* **Try it**:
Below are some records. Return exactly the lines from the one with "What's the underlying" to the one with "Transcribe this image's", and nothing else.

* **Extracted records**:
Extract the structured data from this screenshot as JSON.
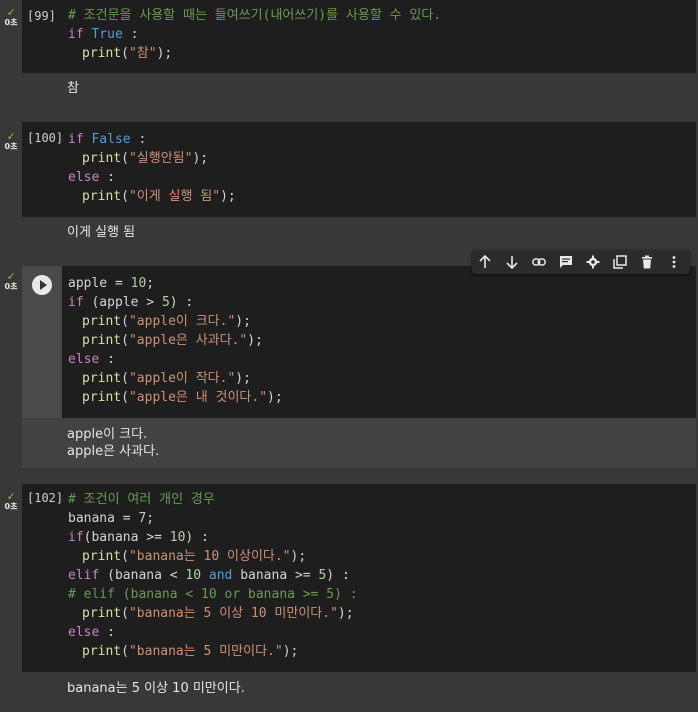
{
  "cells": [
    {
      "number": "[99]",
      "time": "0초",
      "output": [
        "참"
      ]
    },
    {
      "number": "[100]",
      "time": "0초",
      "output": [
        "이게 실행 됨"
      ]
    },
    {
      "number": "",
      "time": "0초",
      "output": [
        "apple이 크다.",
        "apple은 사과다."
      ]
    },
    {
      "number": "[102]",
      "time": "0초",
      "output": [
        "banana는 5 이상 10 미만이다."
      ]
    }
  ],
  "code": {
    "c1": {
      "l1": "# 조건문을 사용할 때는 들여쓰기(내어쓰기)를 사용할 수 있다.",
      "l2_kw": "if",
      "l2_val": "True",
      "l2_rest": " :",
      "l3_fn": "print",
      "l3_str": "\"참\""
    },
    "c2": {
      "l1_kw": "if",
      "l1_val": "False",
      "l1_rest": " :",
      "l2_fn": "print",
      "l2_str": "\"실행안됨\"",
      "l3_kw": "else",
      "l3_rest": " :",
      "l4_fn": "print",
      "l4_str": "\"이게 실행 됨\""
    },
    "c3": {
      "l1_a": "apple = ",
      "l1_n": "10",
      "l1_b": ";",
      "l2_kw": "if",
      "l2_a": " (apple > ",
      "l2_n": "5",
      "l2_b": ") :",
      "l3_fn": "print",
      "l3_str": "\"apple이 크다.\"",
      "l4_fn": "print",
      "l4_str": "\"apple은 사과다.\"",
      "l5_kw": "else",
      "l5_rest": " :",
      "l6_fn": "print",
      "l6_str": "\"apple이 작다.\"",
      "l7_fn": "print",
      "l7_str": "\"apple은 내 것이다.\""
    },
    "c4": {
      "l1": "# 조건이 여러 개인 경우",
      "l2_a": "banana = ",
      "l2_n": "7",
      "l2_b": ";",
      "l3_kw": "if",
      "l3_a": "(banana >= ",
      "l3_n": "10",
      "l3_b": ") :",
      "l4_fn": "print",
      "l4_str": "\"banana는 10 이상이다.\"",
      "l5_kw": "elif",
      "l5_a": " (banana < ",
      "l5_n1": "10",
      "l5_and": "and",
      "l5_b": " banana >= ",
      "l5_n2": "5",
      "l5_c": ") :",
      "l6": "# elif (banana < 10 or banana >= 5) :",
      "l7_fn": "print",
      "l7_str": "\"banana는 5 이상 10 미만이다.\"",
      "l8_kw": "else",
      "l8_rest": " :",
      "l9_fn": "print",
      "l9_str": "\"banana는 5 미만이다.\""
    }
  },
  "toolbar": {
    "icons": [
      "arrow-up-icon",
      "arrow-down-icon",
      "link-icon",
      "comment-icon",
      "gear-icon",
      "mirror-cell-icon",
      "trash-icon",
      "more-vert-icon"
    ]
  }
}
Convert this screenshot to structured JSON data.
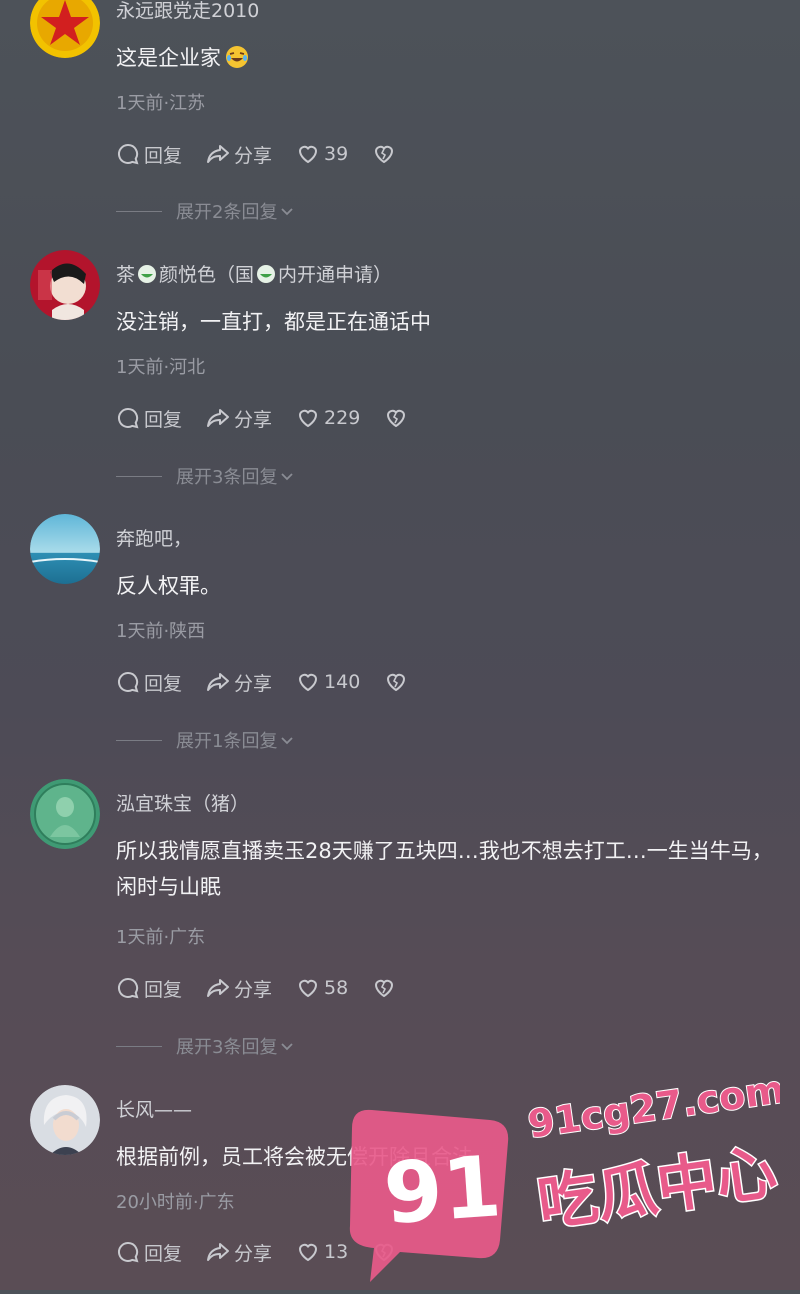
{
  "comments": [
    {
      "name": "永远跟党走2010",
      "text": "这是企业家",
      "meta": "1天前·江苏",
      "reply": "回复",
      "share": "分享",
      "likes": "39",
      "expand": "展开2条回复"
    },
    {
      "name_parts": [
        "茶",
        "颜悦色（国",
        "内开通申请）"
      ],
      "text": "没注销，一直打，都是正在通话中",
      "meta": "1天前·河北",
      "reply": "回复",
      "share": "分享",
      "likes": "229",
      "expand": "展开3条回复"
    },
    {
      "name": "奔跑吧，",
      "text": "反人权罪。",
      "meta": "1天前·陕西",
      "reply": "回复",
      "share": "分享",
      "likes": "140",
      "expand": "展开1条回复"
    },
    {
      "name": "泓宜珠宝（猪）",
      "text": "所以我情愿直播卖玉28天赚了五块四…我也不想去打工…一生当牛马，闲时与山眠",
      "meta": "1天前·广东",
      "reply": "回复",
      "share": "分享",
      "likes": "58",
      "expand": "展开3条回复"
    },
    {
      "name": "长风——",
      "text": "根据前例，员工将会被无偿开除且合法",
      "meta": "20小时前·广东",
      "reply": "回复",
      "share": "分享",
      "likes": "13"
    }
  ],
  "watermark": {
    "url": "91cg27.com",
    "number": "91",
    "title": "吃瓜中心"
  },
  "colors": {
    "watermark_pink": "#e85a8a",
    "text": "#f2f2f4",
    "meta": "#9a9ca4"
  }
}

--

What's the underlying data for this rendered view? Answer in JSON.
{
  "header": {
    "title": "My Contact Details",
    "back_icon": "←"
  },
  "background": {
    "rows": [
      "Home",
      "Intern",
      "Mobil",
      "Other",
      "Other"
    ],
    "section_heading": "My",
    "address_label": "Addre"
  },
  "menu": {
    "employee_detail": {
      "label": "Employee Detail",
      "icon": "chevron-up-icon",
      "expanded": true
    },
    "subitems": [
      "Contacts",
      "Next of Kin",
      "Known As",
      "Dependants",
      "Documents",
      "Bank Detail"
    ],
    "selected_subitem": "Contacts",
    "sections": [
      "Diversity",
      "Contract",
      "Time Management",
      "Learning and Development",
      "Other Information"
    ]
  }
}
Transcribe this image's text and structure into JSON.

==

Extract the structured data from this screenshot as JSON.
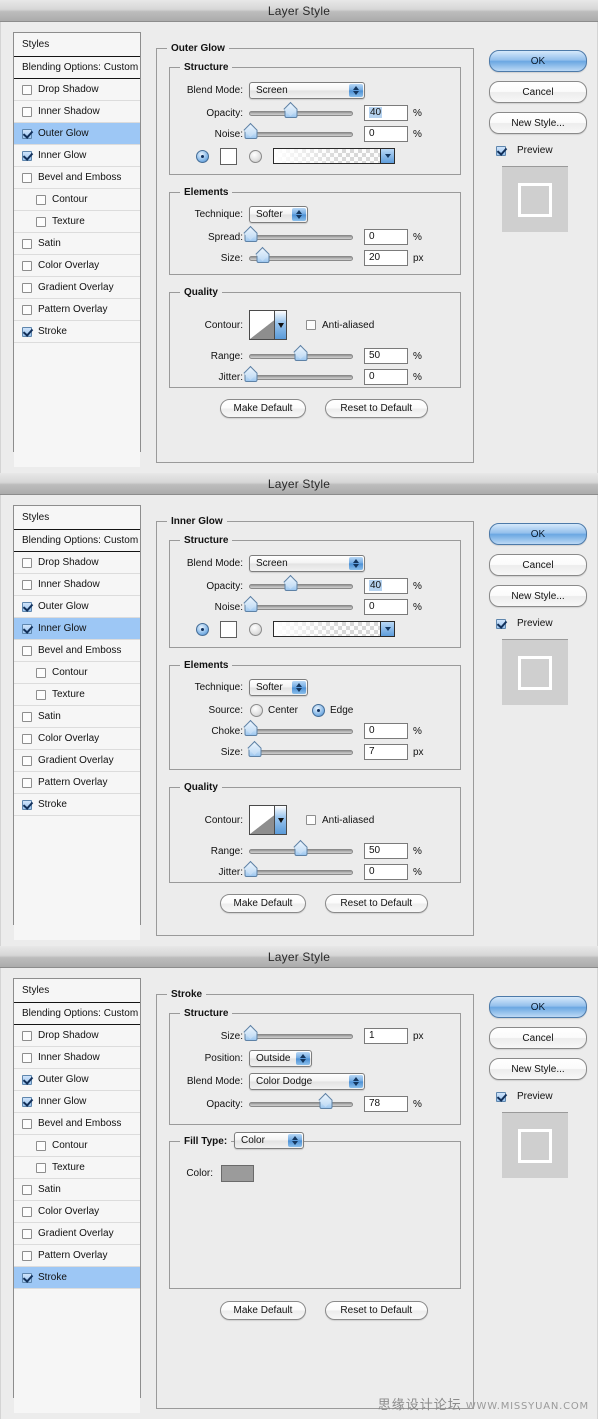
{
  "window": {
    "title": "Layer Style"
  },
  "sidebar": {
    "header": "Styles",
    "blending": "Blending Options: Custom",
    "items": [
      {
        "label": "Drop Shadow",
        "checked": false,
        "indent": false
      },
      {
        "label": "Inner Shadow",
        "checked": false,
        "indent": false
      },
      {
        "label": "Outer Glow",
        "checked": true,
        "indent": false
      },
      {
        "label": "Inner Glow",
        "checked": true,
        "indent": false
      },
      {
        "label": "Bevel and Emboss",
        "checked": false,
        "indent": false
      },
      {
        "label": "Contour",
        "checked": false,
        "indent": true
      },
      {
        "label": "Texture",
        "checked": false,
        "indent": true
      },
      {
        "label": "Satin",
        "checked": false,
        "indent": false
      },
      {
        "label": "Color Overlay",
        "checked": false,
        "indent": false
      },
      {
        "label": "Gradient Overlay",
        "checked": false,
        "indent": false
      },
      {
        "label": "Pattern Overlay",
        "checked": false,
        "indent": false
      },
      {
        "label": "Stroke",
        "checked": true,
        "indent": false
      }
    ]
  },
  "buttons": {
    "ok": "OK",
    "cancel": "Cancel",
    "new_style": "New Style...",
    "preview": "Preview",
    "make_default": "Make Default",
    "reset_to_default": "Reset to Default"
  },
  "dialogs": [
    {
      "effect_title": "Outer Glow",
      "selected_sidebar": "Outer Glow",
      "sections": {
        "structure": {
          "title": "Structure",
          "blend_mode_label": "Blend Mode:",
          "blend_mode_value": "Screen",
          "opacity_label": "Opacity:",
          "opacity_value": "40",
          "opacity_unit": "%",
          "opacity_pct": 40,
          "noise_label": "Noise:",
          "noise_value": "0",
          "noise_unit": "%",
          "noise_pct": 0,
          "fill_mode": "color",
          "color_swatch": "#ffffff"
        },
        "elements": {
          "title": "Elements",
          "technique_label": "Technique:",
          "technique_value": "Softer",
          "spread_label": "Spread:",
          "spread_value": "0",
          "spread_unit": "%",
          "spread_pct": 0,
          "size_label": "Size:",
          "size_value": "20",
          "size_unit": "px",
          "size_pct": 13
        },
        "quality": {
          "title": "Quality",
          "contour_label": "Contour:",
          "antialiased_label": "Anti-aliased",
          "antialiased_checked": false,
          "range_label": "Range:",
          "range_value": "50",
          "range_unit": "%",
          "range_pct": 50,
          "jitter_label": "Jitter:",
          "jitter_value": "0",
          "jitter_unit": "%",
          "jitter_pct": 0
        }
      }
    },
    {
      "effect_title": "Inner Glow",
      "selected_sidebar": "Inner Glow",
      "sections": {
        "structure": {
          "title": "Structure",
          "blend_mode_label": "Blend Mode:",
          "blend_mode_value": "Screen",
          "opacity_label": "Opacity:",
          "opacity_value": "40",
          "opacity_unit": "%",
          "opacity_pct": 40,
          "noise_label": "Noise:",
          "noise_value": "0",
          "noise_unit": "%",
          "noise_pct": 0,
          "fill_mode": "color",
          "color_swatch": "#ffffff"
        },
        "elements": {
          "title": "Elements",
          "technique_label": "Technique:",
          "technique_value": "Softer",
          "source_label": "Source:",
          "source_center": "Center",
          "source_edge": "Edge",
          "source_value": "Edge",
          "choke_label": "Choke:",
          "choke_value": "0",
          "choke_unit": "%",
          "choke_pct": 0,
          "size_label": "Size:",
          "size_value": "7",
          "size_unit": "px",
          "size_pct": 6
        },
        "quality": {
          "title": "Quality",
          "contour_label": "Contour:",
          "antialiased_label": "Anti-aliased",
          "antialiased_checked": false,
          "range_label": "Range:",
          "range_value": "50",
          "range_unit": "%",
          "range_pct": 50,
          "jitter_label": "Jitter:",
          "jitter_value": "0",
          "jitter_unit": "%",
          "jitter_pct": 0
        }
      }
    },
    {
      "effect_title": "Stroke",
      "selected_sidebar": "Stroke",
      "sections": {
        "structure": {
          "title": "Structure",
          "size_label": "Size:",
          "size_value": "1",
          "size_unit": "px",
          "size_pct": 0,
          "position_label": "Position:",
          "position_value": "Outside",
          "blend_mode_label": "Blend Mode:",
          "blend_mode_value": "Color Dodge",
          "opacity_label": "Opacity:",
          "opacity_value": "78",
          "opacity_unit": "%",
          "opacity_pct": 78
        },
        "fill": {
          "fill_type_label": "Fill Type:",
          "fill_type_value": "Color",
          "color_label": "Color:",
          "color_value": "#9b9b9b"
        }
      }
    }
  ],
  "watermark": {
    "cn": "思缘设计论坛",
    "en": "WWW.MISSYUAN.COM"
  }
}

* **Exercise response**:
What's the underlying data for this rendered view? Answer in JSON.
{
  "header": {
    "title": "My Contact Details",
    "back_icon": "←"
  },
  "background": {
    "rows": [
      "Home",
      "Intern",
      "Mobil",
      "Other",
      "Other"
    ],
    "section_heading": "My",
    "address_label": "Addre"
  },
  "menu": {
    "employee_detail": {
      "label": "Employee Detail",
      "icon": "chevron-up-icon",
      "expanded": true
    },
    "subitems": [
      "Contacts",
      "Next of Kin",
      "Known As",
      "Dependants",
      "Documents",
      "Bank Detail"
    ],
    "selected_subitem": "Contacts",
    "sections": [
      "Diversity",
      "Contract",
      "Time Management",
      "Learning and Development",
      "Other Information"
    ]
  }
}
Transcribe this image's text and structure into JSON.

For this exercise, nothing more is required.